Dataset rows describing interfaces
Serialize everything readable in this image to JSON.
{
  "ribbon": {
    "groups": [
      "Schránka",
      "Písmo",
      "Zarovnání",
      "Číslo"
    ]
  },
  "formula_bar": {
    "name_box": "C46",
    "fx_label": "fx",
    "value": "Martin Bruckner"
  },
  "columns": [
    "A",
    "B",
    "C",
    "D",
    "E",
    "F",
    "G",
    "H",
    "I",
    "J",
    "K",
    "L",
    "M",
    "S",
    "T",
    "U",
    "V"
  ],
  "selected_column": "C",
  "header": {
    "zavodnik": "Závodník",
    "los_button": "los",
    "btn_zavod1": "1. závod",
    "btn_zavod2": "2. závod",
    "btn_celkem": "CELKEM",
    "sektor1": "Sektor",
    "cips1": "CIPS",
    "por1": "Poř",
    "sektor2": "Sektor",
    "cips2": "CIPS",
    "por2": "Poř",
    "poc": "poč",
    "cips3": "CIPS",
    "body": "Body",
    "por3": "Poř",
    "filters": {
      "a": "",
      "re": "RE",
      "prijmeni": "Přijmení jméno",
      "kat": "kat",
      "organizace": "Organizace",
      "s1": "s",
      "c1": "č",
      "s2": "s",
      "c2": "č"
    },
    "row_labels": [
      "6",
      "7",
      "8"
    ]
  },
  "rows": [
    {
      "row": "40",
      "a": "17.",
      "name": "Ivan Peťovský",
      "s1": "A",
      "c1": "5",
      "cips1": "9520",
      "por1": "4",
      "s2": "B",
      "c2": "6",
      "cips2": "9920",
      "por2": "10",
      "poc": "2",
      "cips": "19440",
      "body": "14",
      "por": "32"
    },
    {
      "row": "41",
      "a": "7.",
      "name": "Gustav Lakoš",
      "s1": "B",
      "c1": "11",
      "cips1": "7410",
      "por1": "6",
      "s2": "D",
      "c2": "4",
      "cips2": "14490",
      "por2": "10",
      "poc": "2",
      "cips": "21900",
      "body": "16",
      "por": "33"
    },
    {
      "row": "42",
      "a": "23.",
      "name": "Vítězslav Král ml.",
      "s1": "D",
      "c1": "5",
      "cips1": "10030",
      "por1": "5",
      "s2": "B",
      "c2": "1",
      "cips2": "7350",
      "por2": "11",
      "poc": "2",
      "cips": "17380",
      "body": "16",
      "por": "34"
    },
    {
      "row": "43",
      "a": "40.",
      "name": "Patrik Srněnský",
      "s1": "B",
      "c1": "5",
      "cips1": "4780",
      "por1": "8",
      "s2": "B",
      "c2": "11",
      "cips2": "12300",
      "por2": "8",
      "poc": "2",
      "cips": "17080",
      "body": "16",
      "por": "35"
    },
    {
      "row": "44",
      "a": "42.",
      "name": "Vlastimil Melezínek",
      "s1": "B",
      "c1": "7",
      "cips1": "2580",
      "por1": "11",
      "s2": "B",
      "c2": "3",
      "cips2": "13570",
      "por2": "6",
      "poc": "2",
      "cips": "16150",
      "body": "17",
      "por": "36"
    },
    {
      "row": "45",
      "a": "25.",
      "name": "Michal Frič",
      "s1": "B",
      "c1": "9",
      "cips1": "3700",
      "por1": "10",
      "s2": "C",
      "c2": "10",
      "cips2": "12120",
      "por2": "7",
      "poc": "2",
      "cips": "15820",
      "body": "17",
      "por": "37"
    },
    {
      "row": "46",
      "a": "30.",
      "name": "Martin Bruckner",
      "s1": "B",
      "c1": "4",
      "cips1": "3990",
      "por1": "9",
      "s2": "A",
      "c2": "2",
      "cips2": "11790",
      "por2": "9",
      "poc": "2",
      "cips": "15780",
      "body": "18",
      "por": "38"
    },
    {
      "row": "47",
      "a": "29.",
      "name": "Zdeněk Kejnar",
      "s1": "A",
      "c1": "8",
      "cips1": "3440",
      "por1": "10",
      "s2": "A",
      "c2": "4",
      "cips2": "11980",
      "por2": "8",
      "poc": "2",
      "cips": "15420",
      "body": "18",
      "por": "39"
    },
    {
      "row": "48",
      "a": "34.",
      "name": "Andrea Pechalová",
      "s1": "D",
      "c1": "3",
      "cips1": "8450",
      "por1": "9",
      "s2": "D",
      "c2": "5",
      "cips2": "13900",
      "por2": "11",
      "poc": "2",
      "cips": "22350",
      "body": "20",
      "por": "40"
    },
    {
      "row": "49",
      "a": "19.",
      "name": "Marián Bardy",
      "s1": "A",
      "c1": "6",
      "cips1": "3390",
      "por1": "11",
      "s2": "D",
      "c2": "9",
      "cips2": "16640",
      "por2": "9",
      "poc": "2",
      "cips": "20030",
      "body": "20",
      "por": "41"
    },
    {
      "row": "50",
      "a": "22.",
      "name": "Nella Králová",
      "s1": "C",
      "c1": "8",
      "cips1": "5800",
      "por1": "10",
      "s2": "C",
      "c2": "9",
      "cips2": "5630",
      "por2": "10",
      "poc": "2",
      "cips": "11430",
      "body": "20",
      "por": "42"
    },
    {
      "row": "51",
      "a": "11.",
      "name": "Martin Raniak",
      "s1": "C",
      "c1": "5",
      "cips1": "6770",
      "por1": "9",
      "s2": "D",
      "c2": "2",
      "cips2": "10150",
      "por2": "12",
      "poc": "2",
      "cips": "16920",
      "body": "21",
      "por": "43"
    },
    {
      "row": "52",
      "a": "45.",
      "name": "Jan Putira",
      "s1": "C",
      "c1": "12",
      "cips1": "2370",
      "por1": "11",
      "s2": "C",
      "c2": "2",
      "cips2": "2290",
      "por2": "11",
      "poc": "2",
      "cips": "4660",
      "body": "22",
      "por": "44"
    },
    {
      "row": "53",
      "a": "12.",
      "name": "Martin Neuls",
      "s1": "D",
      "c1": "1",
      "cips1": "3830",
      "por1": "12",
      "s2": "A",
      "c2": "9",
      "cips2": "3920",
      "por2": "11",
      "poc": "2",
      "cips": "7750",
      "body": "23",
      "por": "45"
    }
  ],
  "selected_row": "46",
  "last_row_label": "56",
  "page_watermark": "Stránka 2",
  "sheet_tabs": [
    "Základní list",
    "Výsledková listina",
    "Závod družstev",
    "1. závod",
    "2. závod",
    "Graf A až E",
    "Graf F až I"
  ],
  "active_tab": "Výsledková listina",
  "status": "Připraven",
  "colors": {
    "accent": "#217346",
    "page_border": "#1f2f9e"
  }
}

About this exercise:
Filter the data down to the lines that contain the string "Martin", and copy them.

Output of the exercise:
    "value": "Martin Bruckner"
      "name": "Martin Bruckner",
      "name": "Martin Raniak",
      "name": "Martin Neuls",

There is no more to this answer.